• TASK OBJECTIVE: Return all lines from the listing below in which "true" appears.

━━━━━━━━━━━━━━━━

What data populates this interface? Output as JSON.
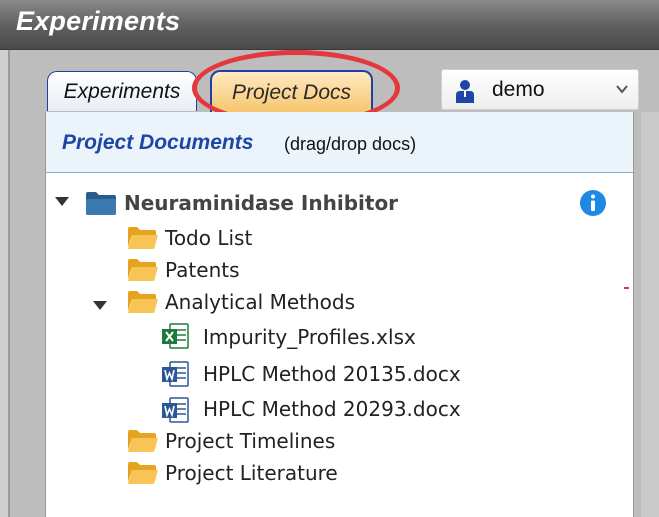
{
  "window": {
    "title": "Experiments"
  },
  "tabs": [
    {
      "label": "Experiments",
      "active": false
    },
    {
      "label": "Project Docs",
      "active": true
    }
  ],
  "user_select": {
    "value": "demo",
    "icon": "user-icon"
  },
  "panel": {
    "title": "Project Documents",
    "subtitle": "(drag/drop docs)"
  },
  "tree": {
    "root": {
      "label": "Neuraminidase Inhibitor",
      "icon": "folder-icon",
      "expanded": true
    },
    "items": [
      {
        "label": "Todo List",
        "icon": "folder-open-icon"
      },
      {
        "label": "Patents",
        "icon": "folder-open-icon"
      },
      {
        "label": "Analytical Methods",
        "icon": "folder-open-icon",
        "expanded": true
      },
      {
        "label": "Impurity_Profiles.xlsx",
        "icon": "excel-file-icon"
      },
      {
        "label": "HPLC Method 20135.docx",
        "icon": "word-file-icon"
      },
      {
        "label": "HPLC Method 20293.docx",
        "icon": "word-file-icon"
      },
      {
        "label": "Project Timelines",
        "icon": "folder-open-icon"
      },
      {
        "label": "Project Literature",
        "icon": "folder-open-icon"
      }
    ]
  },
  "colors": {
    "accent": "#1f45a6",
    "active_tab": "#f6c56e",
    "highlight": "#e4383d",
    "info": "#1e88e5",
    "excel": "#1d7a3e",
    "word": "#2b5797",
    "folder": "#f5b942"
  }
}
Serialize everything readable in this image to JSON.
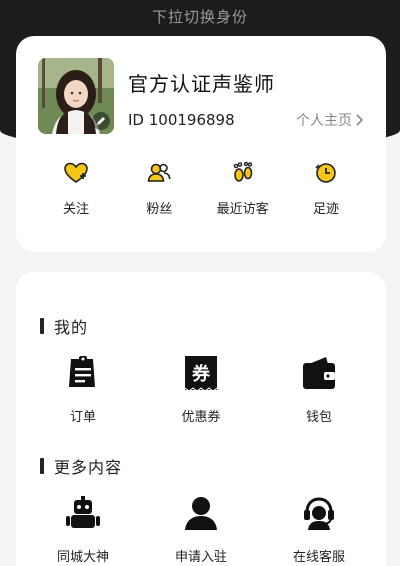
{
  "header": {
    "pull_hint": "下拉切换身份"
  },
  "profile": {
    "name": "官方认证声鉴师",
    "id_text": "ID 100196898",
    "homepage_label": "个人主页",
    "stats": [
      {
        "label": "关注",
        "icon": "heart-plus-icon"
      },
      {
        "label": "粉丝",
        "icon": "users-icon"
      },
      {
        "label": "最近访客",
        "icon": "footprints-icon"
      },
      {
        "label": "足迹",
        "icon": "clock-icon"
      }
    ]
  },
  "sections": {
    "mine": {
      "title": "我的",
      "items": [
        {
          "label": "订单",
          "icon": "order-icon"
        },
        {
          "label": "优惠券",
          "icon": "coupon-icon"
        },
        {
          "label": "钱包",
          "icon": "wallet-icon"
        }
      ]
    },
    "more": {
      "title": "更多内容",
      "items": [
        {
          "label": "同城大神",
          "icon": "robot-icon"
        },
        {
          "label": "申请入驻",
          "icon": "person-icon"
        },
        {
          "label": "在线客服",
          "icon": "headset-icon"
        }
      ]
    }
  },
  "colors": {
    "accent": "#f5c518",
    "dark": "#1c1c1c"
  }
}
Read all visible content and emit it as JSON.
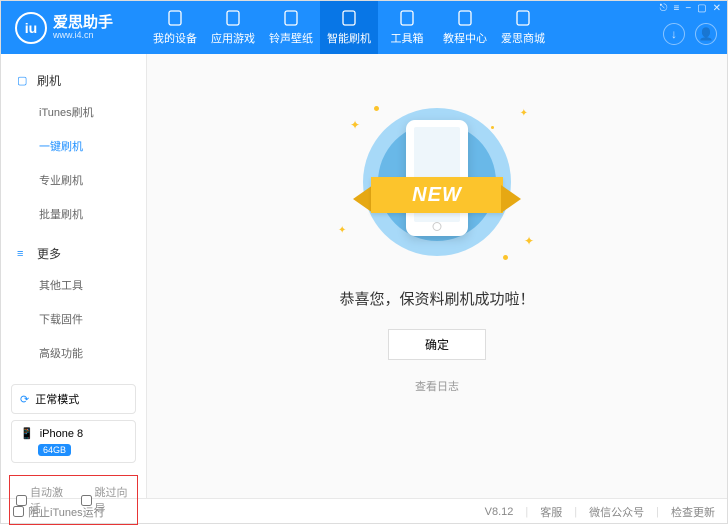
{
  "logo": {
    "badge": "iu",
    "title": "爱思助手",
    "sub": "www.i4.cn"
  },
  "nav": [
    {
      "label": "我的设备",
      "icon": "phone"
    },
    {
      "label": "应用游戏",
      "icon": "apps"
    },
    {
      "label": "铃声壁纸",
      "icon": "music"
    },
    {
      "label": "智能刷机",
      "icon": "flash",
      "active": true
    },
    {
      "label": "工具箱",
      "icon": "toolbox"
    },
    {
      "label": "教程中心",
      "icon": "book"
    },
    {
      "label": "爱思商城",
      "icon": "shop"
    }
  ],
  "win_icons": [
    "⎋",
    "≡",
    "−",
    "▢",
    "✕"
  ],
  "sidebar": {
    "sections": [
      {
        "title": "刷机",
        "icon": "▢",
        "items": [
          {
            "label": "iTunes刷机"
          },
          {
            "label": "一键刷机",
            "active": true
          },
          {
            "label": "专业刷机"
          },
          {
            "label": "批量刷机"
          }
        ]
      },
      {
        "title": "更多",
        "icon": "≡",
        "items": [
          {
            "label": "其他工具"
          },
          {
            "label": "下载固件"
          },
          {
            "label": "高级功能"
          }
        ]
      }
    ],
    "mode": {
      "label": "正常模式"
    },
    "device": {
      "name": "iPhone 8",
      "storage": "64GB"
    },
    "checkboxes": [
      {
        "label": "自动激活"
      },
      {
        "label": "跳过向导"
      }
    ]
  },
  "main": {
    "ribbon": "NEW",
    "success_text": "恭喜您，保资料刷机成功啦！",
    "ok": "确定",
    "view_log": "查看日志"
  },
  "footer": {
    "block_itunes": "阻止iTunes运行",
    "version": "V8.12",
    "links": [
      "客服",
      "微信公众号",
      "检查更新"
    ]
  }
}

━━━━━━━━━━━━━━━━

• SOLVED EXERCISE:
      "active": true
      "expanded": true
        "expanded": true
      "active": true
            "active": true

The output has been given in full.